Immediately, I had mixed feelings about the news. Although the pardoning of such a large number of activists, including the likes of Yara Sallam and Sanaa Seif, was enough reason to feel ecstatic and overjoyed, I could not stop thinking: “Pardoned for what exactly?”
One hundred political prisoners were pardoned for a crime they did not commit in the first place. Most importantly, they were pardoned after most of them served two-thirds of their prison time. The time and life taken away from their youth is absolutely unforgivable.
Most of the activists released were defendants in the following infamous cases: The Shura Council protests and the Ittihadiya Palace clashes, both of which received widespread international condemnation. A majority of the prison sentences were issues for violating the notorious Protest Law (Law no. 107) which is in contradiction with Egypt’s own constitutionally-guaranteed freedoms pertaining to the right to assembly and its international obligations outlined by the International Covenant on Civil and Political Rights.
Most of these socially conscious women and men had been branded as terrorists or a threat to the national security of Egypt, all merely due to their work on what are deemed as contentious issues by the government of Egypt: civil rights, women’s rights and transitional justice. They were all both the makers and the products of the 25 January Revolution, struggling so committedly for a just, equal and free society, and an end to escalating authoritarianism. The political activists pardoned in the 23 September decree are not only defiant of one of the most scandalously repressive regimes in the world, they also look like they won’t back down on their demands to struggle for a free and democratic Egypt any time soon.
As someone who is a part of a feminist organisation, this is why I joined in my colleagues’ enthusiasm and tears of joy as we received news of the release of our Egyptian sisters. However, an email from an incredibly smart colleague of mine voiced a mindful concern: “Let’s celebrate tonight but start thinking about what needs to be done next tomorrow.”
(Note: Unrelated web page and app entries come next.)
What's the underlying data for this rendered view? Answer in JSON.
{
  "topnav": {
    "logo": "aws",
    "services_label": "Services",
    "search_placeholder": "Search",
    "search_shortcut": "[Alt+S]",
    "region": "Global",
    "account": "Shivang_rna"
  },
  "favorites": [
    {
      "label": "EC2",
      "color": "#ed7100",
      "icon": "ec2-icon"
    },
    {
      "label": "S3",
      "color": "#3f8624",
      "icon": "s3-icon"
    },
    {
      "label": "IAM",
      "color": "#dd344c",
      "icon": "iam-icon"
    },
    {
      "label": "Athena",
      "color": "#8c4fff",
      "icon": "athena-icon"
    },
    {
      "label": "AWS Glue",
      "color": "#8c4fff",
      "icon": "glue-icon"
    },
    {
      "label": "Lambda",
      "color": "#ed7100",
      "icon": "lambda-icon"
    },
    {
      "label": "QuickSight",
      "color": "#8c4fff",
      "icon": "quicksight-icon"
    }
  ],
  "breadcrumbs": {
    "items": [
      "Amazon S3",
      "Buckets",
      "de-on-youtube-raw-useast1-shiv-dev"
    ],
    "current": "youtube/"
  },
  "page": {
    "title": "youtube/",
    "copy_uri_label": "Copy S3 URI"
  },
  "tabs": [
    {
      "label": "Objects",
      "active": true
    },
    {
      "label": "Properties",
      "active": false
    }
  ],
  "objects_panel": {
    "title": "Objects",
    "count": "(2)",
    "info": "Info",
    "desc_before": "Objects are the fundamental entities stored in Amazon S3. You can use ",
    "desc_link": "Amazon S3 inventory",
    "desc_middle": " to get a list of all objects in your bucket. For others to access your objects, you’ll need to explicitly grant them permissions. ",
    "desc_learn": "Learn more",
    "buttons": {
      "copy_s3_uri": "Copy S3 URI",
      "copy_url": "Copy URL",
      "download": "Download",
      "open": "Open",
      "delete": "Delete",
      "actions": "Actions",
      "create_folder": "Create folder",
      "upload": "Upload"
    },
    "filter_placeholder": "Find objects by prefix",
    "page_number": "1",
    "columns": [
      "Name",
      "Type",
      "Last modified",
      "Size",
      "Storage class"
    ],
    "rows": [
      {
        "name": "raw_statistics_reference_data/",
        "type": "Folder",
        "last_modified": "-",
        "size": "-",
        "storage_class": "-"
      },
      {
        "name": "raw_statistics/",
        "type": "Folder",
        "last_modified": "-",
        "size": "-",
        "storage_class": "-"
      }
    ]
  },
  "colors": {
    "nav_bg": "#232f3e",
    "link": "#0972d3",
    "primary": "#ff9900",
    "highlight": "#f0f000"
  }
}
We had to be mindful of our joy, because we – the international human rights, women’s rights and feminist community – are still afraid. This move by Al-Sisi appears to be an attempt to impress world leaders ahead of UN General Assembly, and a smart move to reduce some of the criticism addressing the growing restrictions on human rights defenders, news agencies and civil society organizations. What is of critical concern is that, as long as committed Egyptian activists continue to struggle for justice and political reform, they will carry out their advocacy under great risks. We have doubts as to how sustainable their freedom is.
A grave concern is also the hundreds of political prisoners who are still behind bars in Egypt. To give a few examples, woman human rights defender and lawyer Mahienour El-Massry is still unlawfully kept in Al-Aba’adeya Women’s Prison, as she is imprisoned under the El-Raml Police Station Case. I need not mention that Mahienour is an internationally recognised activist known for her work on civil and political rights, and the rights of political prisoners.
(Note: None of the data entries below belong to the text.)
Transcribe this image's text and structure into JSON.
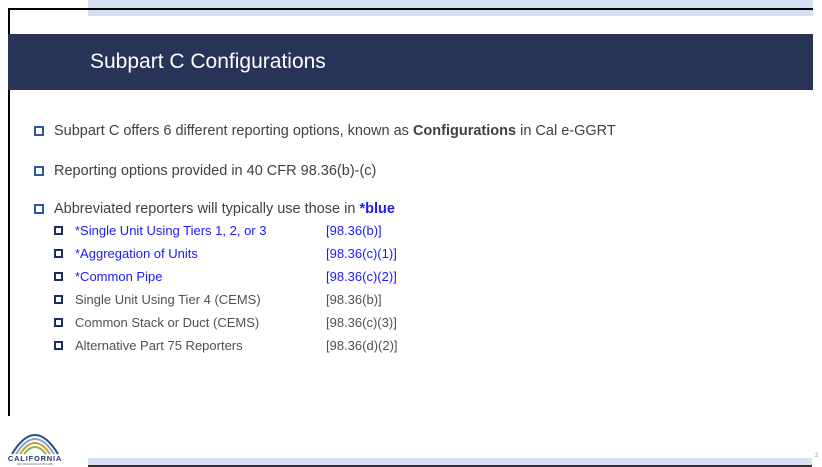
{
  "slide": {
    "title": "Subpart C Configurations",
    "page_number": "2"
  },
  "bullets": [
    {
      "text_before": "Subpart C offers 6 different reporting options, known as ",
      "bold": "Configurations",
      "text_after": " in Cal e-GGRT"
    },
    {
      "text": "Reporting options provided in 40 CFR 98.36(b)-(c)"
    },
    {
      "text": "Abbreviated reporters will typically use those in ",
      "accent": "*blue"
    }
  ],
  "sub_items": [
    {
      "name": "*Single Unit Using Tiers 1, 2, or 3",
      "ref": "[98.36(b)]",
      "color": "#1a1aff"
    },
    {
      "name": "*Aggregation of Units",
      "ref": "[98.36(c)(1)]",
      "color": "#1a1aff"
    },
    {
      "name": "*Common Pipe",
      "ref": "[98.36(c)(2)]",
      "color": "#1a1aff"
    },
    {
      "name": "Single Unit Using Tier 4 (CEMS)",
      "ref": "[98.36(b)]",
      "color": "#505050"
    },
    {
      "name": "Common Stack or Duct (CEMS)",
      "ref": "[98.36(c)(3)]",
      "color": "#505050"
    },
    {
      "name": "Alternative Part 75 Reporters",
      "ref": "[98.36(d)(2)]",
      "color": "#505050"
    }
  ],
  "logo": {
    "name": "CALIFORNIA",
    "subtitle": "AIR RESOURCES BOARD"
  },
  "colors": {
    "title_bar": "#283457",
    "accent_blue": "#1a1aff",
    "bullet_blue": "#2d57a4",
    "band": "#d5e0f2"
  }
}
At the time of the writing of this article, Salwa Mehrez and Nahed Sherif were also still in prison with a delayed release. Tragically, Salwa Mehrez’s release is postponed because her name is not written correctly on the pardon.
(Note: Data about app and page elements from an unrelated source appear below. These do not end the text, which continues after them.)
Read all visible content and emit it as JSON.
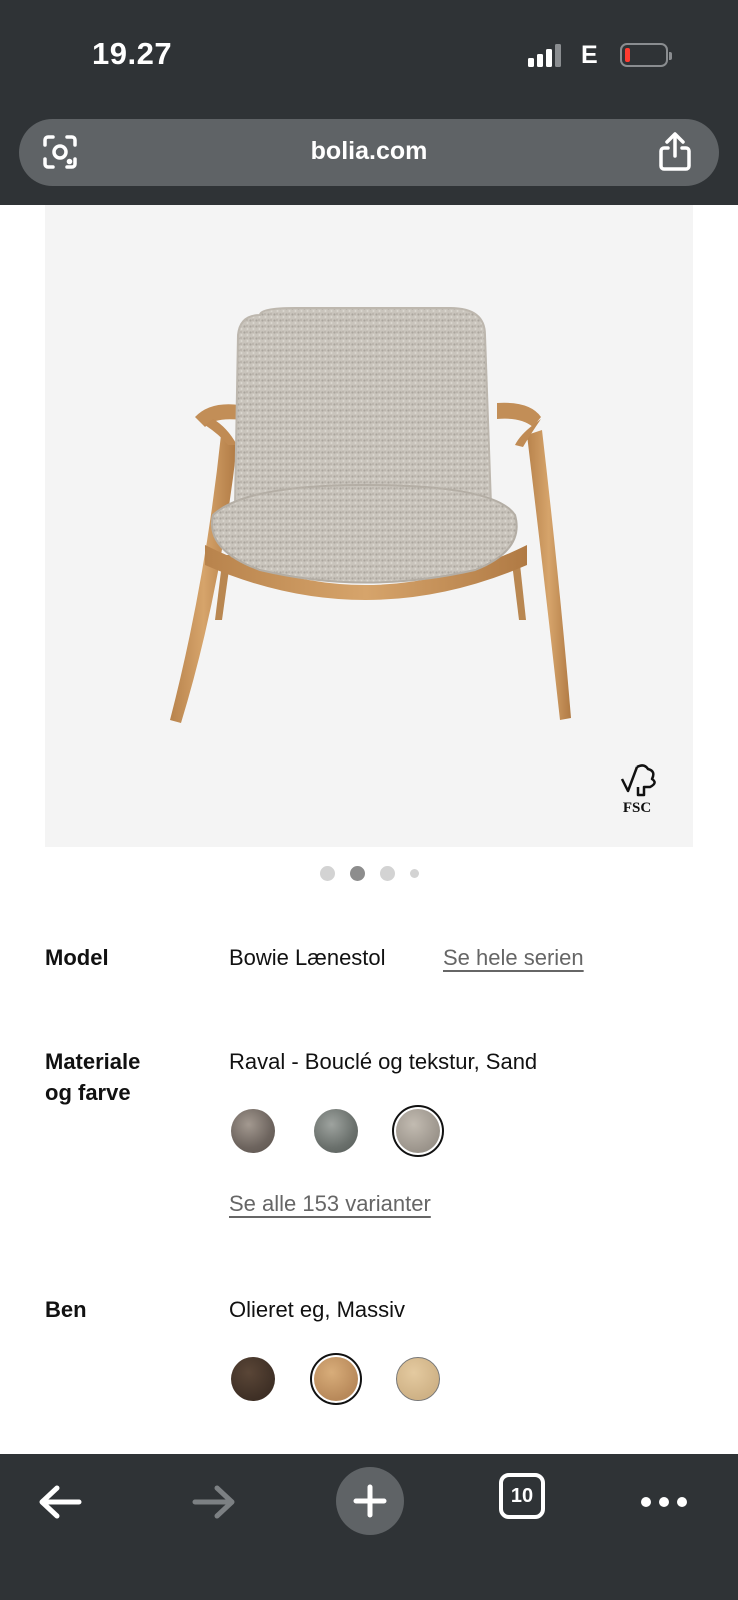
{
  "status_bar": {
    "time": "19.27",
    "network": "E",
    "battery_level": 0.1
  },
  "address_bar": {
    "domain": "bolia.com",
    "left_icon": "lens-icon",
    "right_icon": "share-icon"
  },
  "gallery": {
    "image_alt": "Bowie armchair",
    "badge": "FSC",
    "page_count": 4,
    "active_page": 2
  },
  "specs": {
    "model": {
      "label": "Model",
      "value": "Bowie Lænestol",
      "link": "Se hele serien"
    },
    "material": {
      "label_line1": "Materiale",
      "label_line2": "og farve",
      "value": "Raval - Bouclé og tekstur, Sand",
      "swatches": [
        "#7d746e",
        "#6e736f",
        "#a59e94"
      ],
      "selected_index": 2,
      "link": "Se alle 153 varianter"
    },
    "legs": {
      "label": "Ben",
      "value": "Olieret eg, Massiv",
      "swatches": [
        "#4a3a2e",
        "#c39a6b",
        "#d8bf97"
      ],
      "selected_index": 1
    }
  },
  "toolbar": {
    "back_icon": "back-arrow-icon",
    "forward_icon": "forward-arrow-icon",
    "new_tab_icon": "plus-icon",
    "tab_count": "10",
    "more_icon": "more-icon"
  },
  "colors": {
    "chrome": "#2f3336",
    "address_pill": "#5f6366",
    "image_bg": "#f4f4f4",
    "link": "#666666"
  }
}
I am a woman human rights defender from Turkey. Although I am not Egyptian I feel solidarity with those in Egypt, and across the world, who are systematically targeted for wanting to live in free and just societies, particularly because I, and others in Turkey, are also governed by an abominable autocrat making his political decisions based on personal ambitions at the cost of civil rights.
I have no right to make a call on behalf of my Egyptian sisters. However, as an activist, I can make a call in my individual capacity for them. I call on the government of Egypt to immediately and unconditionally stop judicially harassing and threatening political activists. I urge the government of Egypt to stop maliciously silencing those voices who are legitimately striving for a democratic Egypt.
Their struggle is a true source of inspiration for those not only in Egypt but across the globe.
Semanur Karaman is a feminist activist from Turkey who has been specialising in freedoms pertaining to civil society, with a specific focus on Women Human Rights Defenders in the Middle East and North Africa. She is the Women Human Rights Defenders Programme Coordinator at AWID: the Association for Women’s Rights in Development. The article reflects the author’s own views.